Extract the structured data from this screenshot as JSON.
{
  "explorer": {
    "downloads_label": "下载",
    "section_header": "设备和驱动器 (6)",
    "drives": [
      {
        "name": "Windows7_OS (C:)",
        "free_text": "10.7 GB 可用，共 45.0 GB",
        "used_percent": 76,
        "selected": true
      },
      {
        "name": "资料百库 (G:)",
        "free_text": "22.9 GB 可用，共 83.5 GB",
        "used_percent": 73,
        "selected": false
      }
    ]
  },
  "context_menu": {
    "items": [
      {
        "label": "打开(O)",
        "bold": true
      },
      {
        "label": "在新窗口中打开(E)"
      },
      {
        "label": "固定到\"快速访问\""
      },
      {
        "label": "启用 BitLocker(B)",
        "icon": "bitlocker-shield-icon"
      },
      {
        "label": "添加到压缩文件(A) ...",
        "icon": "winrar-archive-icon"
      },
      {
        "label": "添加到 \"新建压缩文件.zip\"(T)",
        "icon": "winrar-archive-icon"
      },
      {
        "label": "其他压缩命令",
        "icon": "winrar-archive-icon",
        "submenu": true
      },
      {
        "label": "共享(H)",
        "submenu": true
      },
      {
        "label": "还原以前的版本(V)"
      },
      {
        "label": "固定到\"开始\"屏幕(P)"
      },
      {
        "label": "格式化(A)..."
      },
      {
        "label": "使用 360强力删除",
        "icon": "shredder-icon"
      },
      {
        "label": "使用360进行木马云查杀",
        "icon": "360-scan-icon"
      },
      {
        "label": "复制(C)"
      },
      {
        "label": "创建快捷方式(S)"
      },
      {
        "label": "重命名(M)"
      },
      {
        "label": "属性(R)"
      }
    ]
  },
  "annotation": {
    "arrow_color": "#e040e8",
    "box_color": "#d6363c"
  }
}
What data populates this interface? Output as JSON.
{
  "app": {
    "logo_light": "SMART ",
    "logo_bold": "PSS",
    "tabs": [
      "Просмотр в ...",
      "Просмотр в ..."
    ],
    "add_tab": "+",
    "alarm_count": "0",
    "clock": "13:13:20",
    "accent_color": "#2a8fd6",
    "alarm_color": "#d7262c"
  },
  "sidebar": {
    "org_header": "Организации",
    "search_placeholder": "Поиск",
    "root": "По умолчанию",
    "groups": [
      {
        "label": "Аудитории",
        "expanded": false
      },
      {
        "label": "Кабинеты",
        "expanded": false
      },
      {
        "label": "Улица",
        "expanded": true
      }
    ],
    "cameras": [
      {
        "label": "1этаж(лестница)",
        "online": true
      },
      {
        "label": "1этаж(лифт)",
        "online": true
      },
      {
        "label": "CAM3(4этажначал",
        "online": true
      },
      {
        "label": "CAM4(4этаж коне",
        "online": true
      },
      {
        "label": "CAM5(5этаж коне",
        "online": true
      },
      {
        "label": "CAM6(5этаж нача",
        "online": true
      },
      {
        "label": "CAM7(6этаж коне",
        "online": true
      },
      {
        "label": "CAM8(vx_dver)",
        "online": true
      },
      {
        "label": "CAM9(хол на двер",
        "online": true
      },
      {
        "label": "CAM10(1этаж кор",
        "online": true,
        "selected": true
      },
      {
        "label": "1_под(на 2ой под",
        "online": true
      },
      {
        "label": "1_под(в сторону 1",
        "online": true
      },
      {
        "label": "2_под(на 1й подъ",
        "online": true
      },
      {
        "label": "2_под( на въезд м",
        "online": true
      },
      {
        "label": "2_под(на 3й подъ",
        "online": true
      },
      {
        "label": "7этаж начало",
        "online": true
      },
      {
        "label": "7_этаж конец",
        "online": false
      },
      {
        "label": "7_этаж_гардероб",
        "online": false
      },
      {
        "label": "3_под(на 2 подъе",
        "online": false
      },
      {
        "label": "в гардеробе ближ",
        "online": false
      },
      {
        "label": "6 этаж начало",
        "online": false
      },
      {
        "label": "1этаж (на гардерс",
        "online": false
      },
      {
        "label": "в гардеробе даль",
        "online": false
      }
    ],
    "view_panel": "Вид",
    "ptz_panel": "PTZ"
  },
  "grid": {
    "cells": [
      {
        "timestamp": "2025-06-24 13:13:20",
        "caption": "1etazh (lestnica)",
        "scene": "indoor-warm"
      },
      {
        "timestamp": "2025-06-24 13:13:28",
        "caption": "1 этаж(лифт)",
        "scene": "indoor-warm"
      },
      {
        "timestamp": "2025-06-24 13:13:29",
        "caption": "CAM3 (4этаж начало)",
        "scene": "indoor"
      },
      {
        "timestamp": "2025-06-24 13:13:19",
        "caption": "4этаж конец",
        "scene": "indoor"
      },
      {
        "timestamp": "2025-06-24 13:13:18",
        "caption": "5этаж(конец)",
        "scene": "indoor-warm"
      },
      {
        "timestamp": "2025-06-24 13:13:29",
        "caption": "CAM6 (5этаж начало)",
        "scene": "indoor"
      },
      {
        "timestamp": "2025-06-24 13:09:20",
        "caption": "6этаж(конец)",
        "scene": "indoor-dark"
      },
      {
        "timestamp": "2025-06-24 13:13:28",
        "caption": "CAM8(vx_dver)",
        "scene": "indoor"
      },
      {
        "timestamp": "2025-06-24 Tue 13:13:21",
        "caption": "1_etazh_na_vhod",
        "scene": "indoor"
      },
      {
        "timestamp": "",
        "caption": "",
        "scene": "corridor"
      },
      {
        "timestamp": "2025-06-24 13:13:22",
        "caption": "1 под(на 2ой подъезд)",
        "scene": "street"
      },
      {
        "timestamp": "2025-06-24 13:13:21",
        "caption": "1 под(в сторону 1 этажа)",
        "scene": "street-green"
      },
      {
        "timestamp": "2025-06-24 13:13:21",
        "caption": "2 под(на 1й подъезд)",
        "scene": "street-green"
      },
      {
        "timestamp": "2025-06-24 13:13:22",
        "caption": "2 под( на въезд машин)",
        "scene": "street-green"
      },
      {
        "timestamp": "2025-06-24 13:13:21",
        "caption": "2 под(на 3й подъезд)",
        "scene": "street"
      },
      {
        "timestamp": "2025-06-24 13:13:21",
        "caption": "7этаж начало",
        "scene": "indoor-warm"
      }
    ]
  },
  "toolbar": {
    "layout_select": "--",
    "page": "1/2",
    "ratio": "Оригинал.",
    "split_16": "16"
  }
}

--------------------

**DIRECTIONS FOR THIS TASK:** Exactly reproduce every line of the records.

**ANSWER BOX:**
Extract the structured data from this screenshot as JSON.
{
  "explorer": {
    "downloads_label": "下载",
    "section_header": "设备和驱动器 (6)",
    "drives": [
      {
        "name": "Windows7_OS (C:)",
        "free_text": "10.7 GB 可用，共 45.0 GB",
        "used_percent": 76,
        "selected": true
      },
      {
        "name": "资料百库 (G:)",
        "free_text": "22.9 GB 可用，共 83.5 GB",
        "used_percent": 73,
        "selected": false
      }
    ]
  },
  "context_menu": {
    "items": [
      {
        "label": "打开(O)",
        "bold": true
      },
      {
        "label": "在新窗口中打开(E)"
      },
      {
        "label": "固定到\"快速访问\""
      },
      {
        "label": "启用 BitLocker(B)",
        "icon": "bitlocker-shield-icon"
      },
      {
        "label": "添加到压缩文件(A) ...",
        "icon": "winrar-archive-icon"
      },
      {
        "label": "添加到 \"新建压缩文件.zip\"(T)",
        "icon": "winrar-archive-icon"
      },
      {
        "label": "其他压缩命令",
        "icon": "winrar-archive-icon",
        "submenu": true
      },
      {
        "label": "共享(H)",
        "submenu": true
      },
      {
        "label": "还原以前的版本(V)"
      },
      {
        "label": "固定到\"开始\"屏幕(P)"
      },
      {
        "label": "格式化(A)..."
      },
      {
        "label": "使用 360强力删除",
        "icon": "shredder-icon"
      },
      {
        "label": "使用360进行木马云查杀",
        "icon": "360-scan-icon"
      },
      {
        "label": "复制(C)"
      },
      {
        "label": "创建快捷方式(S)"
      },
      {
        "label": "重命名(M)"
      },
      {
        "label": "属性(R)"
      }
    ]
  },
  "annotation": {
    "arrow_color": "#e040e8",
    "box_color": "#d6363c"
  }
}
What data populates this interface? Output as JSON.
{
  "app": {
    "logo_light": "SMART ",
    "logo_bold": "PSS",
    "tabs": [
      "Просмотр в ...",
      "Просмотр в ..."
    ],
    "add_tab": "+",
    "alarm_count": "0",
    "clock": "13:13:20",
    "accent_color": "#2a8fd6",
    "alarm_color": "#d7262c"
  },
  "sidebar": {
    "org_header": "Организации",
    "search_placeholder": "Поиск",
    "root": "По умолчанию",
    "groups": [
      {
        "label": "Аудитории",
        "expanded": false
      },
      {
        "label": "Кабинеты",
        "expanded": false
      },
      {
        "label": "Улица",
        "expanded": true
      }
    ],
    "cameras": [
      {
        "label": "1этаж(лестница)",
        "online": true
      },
      {
        "label": "1этаж(лифт)",
        "online": true
      },
      {
        "label": "CAM3(4этажначал",
        "online": true
      },
      {
        "label": "CAM4(4этаж коне",
        "online": true
      },
      {
        "label": "CAM5(5этаж коне",
        "online": true
      },
      {
        "label": "CAM6(5этаж нача",
        "online": true
      },
      {
        "label": "CAM7(6этаж коне",
        "online": true
      },
      {
        "label": "CAM8(vx_dver)",
        "online": true
      },
      {
        "label": "CAM9(хол на двер",
        "online": true
      },
      {
        "label": "CAM10(1этаж кор",
        "online": true,
        "selected": true
      },
      {
        "label": "1_под(на 2ой под",
        "online": true
      },
      {
        "label": "1_под(в сторону 1",
        "online": true
      },
      {
        "label": "2_под(на 1й подъ",
        "online": true
      },
      {
        "label": "2_под( на въезд м",
        "online": true
      },
      {
        "label": "2_под(на 3й подъ",
        "online": true
      },
      {
        "label": "7этаж начало",
        "online": true
      },
      {
        "label": "7_этаж конец",
        "online": false
      },
      {
        "label": "7_этаж_гардероб",
        "online": false
      },
      {
        "label": "3_под(на 2 подъе",
        "online": false
      },
      {
        "label": "в гардеробе ближ",
        "online": false
      },
      {
        "label": "6 этаж начало",
        "online": false
      },
      {
        "label": "1этаж (на гардерс",
        "online": false
      },
      {
        "label": "в гардеробе даль",
        "online": false
      }
    ],
    "view_panel": "Вид",
    "ptz_panel": "PTZ"
  },
  "grid": {
    "cells": [
      {
        "timestamp": "2025-06-24 13:13:20",
        "caption": "1etazh (lestnica)",
        "scene": "indoor-warm"
      },
      {
        "timestamp": "2025-06-24 13:13:28",
        "caption": "1 этаж(лифт)",
        "scene": "indoor-warm"
      },
      {
        "timestamp": "2025-06-24 13:13:29",
        "caption": "CAM3 (4этаж начало)",
        "scene": "indoor"
      },
      {
        "timestamp": "2025-06-24 13:13:19",
        "caption": "4этаж конец",
        "scene": "indoor"
      },
      {
        "timestamp": "2025-06-24 13:13:18",
        "caption": "5этаж(конец)",
        "scene": "indoor-warm"
      },
      {
        "timestamp": "2025-06-24 13:13:29",
        "caption": "CAM6 (5этаж начало)",
        "scene": "indoor"
      },
      {
        "timestamp": "2025-06-24 13:09:20",
        "caption": "6этаж(конец)",
        "scene": "indoor-dark"
      },
      {
        "timestamp": "2025-06-24 13:13:28",
        "caption": "CAM8(vx_dver)",
        "scene": "indoor"
      },
      {
        "timestamp": "2025-06-24 Tue 13:13:21",
        "caption": "1_etazh_na_vhod",
        "scene": "indoor"
      },
      {
        "timestamp": "",
        "caption": "",
        "scene": "corridor"
      },
      {
        "timestamp": "2025-06-24 13:13:22",
        "caption": "1 под(на 2ой подъезд)",
        "scene": "street"
      },
      {
        "timestamp": "2025-06-24 13:13:21",
        "caption": "1 под(в сторону 1 этажа)",
        "scene": "street-green"
      },
      {
        "timestamp": "2025-06-24 13:13:21",
        "caption": "2 под(на 1й подъезд)",
        "scene": "street-green"
      },
      {
        "timestamp": "2025-06-24 13:13:22",
        "caption": "2 под( на въезд машин)",
        "scene": "street-green"
      },
      {
        "timestamp": "2025-06-24 13:13:21",
        "caption": "2 под(на 3й подъезд)",
        "scene": "street"
      },
      {
        "timestamp": "2025-06-24 13:13:21",
        "caption": "7этаж начало",
        "scene": "indoor-warm"
      }
    ]
  },
  "toolbar": {
    "layout_select": "--",
    "page": "1/2",
    "ratio": "Оригинал.",
    "split_16": "16"
  }
}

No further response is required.